WORK TASK » Could you please repeat the data below word for word?

Records from a data collection »
▼

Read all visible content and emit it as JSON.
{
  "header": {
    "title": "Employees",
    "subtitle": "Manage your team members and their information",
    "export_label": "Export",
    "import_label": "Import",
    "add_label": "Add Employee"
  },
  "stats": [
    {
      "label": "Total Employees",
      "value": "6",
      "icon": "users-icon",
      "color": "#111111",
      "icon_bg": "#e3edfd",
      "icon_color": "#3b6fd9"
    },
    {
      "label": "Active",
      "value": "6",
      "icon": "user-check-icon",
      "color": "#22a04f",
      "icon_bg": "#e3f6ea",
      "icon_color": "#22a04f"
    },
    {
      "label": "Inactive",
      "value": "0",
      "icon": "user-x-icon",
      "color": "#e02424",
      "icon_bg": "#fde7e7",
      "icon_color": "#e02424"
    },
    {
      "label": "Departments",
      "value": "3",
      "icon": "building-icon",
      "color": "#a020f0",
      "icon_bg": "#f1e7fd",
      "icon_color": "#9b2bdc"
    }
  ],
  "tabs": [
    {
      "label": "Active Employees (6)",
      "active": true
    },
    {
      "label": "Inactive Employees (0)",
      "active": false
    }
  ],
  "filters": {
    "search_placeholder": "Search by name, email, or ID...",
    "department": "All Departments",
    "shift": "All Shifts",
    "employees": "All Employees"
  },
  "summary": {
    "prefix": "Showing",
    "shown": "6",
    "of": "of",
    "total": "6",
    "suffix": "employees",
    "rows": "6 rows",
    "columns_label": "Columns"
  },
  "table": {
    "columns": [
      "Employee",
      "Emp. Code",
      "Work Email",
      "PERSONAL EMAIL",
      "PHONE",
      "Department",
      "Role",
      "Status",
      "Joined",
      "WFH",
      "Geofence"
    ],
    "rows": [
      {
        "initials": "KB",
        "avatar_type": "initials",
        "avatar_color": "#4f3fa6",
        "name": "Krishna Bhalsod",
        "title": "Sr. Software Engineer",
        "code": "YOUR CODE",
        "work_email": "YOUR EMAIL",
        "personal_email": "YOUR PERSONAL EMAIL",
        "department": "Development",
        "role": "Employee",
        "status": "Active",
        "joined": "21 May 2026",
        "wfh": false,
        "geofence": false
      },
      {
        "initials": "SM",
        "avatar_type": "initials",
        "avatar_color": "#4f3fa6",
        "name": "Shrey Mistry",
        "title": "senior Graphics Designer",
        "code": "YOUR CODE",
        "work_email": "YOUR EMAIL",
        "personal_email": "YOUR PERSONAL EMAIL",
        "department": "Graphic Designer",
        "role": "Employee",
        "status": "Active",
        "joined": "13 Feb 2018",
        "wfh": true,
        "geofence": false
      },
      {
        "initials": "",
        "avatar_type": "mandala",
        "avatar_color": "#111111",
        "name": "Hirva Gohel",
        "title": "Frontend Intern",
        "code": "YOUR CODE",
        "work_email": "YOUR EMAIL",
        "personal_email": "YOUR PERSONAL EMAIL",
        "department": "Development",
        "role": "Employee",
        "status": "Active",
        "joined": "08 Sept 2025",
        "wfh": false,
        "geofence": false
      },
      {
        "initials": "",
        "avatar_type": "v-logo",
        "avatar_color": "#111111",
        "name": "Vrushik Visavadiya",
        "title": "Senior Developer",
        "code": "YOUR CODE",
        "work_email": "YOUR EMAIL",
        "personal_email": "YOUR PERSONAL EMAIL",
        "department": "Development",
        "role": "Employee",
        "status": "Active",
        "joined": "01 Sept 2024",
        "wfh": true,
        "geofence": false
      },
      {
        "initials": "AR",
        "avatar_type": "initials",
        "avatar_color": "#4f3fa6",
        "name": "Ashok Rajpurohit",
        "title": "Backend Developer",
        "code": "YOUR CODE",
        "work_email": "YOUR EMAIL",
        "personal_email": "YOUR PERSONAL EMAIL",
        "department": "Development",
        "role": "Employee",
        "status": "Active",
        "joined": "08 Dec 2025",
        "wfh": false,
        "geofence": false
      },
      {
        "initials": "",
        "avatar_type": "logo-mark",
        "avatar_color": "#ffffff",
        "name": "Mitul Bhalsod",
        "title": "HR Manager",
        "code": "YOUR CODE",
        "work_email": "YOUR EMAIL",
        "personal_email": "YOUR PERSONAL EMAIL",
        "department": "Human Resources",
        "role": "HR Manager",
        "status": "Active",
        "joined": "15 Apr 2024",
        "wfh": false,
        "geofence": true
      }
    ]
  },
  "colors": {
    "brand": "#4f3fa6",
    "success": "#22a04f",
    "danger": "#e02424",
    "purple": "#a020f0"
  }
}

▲

RESPONSE TO THE TASK »
Read all visible content and emit it as JSON.
{
  "header": {
    "title": "Employees",
    "subtitle": "Manage your team members and their information",
    "export_label": "Export",
    "import_label": "Import",
    "add_label": "Add Employee"
  },
  "stats": [
    {
      "label": "Total Employees",
      "value": "6",
      "icon": "users-icon",
      "color": "#111111",
      "icon_bg": "#e3edfd",
      "icon_color": "#3b6fd9"
    },
    {
      "label": "Active",
      "value": "6",
      "icon": "user-check-icon",
      "color": "#22a04f",
      "icon_bg": "#e3f6ea",
      "icon_color": "#22a04f"
    },
    {
      "label": "Inactive",
      "value": "0",
      "icon": "user-x-icon",
      "color": "#e02424",
      "icon_bg": "#fde7e7",
      "icon_color": "#e02424"
    },
    {
      "label": "Departments",
      "value": "3",
      "icon": "building-icon",
      "color": "#a020f0",
      "icon_bg": "#f1e7fd",
      "icon_color": "#9b2bdc"
    }
  ],
  "tabs": [
    {
      "label": "Active Employees (6)",
      "active": true
    },
    {
      "label": "Inactive Employees (0)",
      "active": false
    }
  ],
  "filters": {
    "search_placeholder": "Search by name, email, or ID...",
    "department": "All Departments",
    "shift": "All Shifts",
    "employees": "All Employees"
  },
  "summary": {
    "prefix": "Showing",
    "shown": "6",
    "of": "of",
    "total": "6",
    "suffix": "employees",
    "rows": "6 rows",
    "columns_label": "Columns"
  },
  "table": {
    "columns": [
      "Employee",
      "Emp. Code",
      "Work Email",
      "PERSONAL EMAIL",
      "PHONE",
      "Department",
      "Role",
      "Status",
      "Joined",
      "WFH",
      "Geofence"
    ],
    "rows": [
      {
        "initials": "KB",
        "avatar_type": "initials",
        "avatar_color": "#4f3fa6",
        "name": "Krishna Bhalsod",
        "title": "Sr. Software Engineer",
        "code": "YOUR CODE",
        "work_email": "YOUR EMAIL",
        "personal_email": "YOUR PERSONAL EMAIL",
        "department": "Development",
        "role": "Employee",
        "status": "Active",
        "joined": "21 May 2026",
        "wfh": false,
        "geofence": false
      },
      {
        "initials": "SM",
        "avatar_type": "initials",
        "avatar_color": "#4f3fa6",
        "name": "Shrey Mistry",
        "title": "senior Graphics Designer",
        "code": "YOUR CODE",
        "work_email": "YOUR EMAIL",
        "personal_email": "YOUR PERSONAL EMAIL",
        "department": "Graphic Designer",
        "role": "Employee",
        "status": "Active",
        "joined": "13 Feb 2018",
        "wfh": true,
        "geofence": false
      },
      {
        "initials": "",
        "avatar_type": "mandala",
        "avatar_color": "#111111",
        "name": "Hirva Gohel",
        "title": "Frontend Intern",
        "code": "YOUR CODE",
        "work_email": "YOUR EMAIL",
        "personal_email": "YOUR PERSONAL EMAIL",
        "department": "Development",
        "role": "Employee",
        "status": "Active",
        "joined": "08 Sept 2025",
        "wfh": false,
        "geofence": false
      },
      {
        "initials": "",
        "avatar_type": "v-logo",
        "avatar_color": "#111111",
        "name": "Vrushik Visavadiya",
        "title": "Senior Developer",
        "code": "YOUR CODE",
        "work_email": "YOUR EMAIL",
        "personal_email": "YOUR PERSONAL EMAIL",
        "department": "Development",
        "role": "Employee",
        "status": "Active",
        "joined": "01 Sept 2024",
        "wfh": true,
        "geofence": false
      },
      {
        "initials": "AR",
        "avatar_type": "initials",
        "avatar_color": "#4f3fa6",
        "name": "Ashok Rajpurohit",
        "title": "Backend Developer",
        "code": "YOUR CODE",
        "work_email": "YOUR EMAIL",
        "personal_email": "YOUR PERSONAL EMAIL",
        "department": "Development",
        "role": "Employee",
        "status": "Active",
        "joined": "08 Dec 2025",
        "wfh": false,
        "geofence": false
      },
      {
        "initials": "",
        "avatar_type": "logo-mark",
        "avatar_color": "#ffffff",
        "name": "Mitul Bhalsod",
        "title": "HR Manager",
        "code": "YOUR CODE",
        "work_email": "YOUR EMAIL",
        "personal_email": "YOUR PERSONAL EMAIL",
        "department": "Human Resources",
        "role": "HR Manager",
        "status": "Active",
        "joined": "15 Apr 2024",
        "wfh": false,
        "geofence": true
      }
    ]
  },
  "colors": {
    "brand": "#4f3fa6",
    "success": "#22a04f",
    "danger": "#e02424",
    "purple": "#a020f0"
  }
}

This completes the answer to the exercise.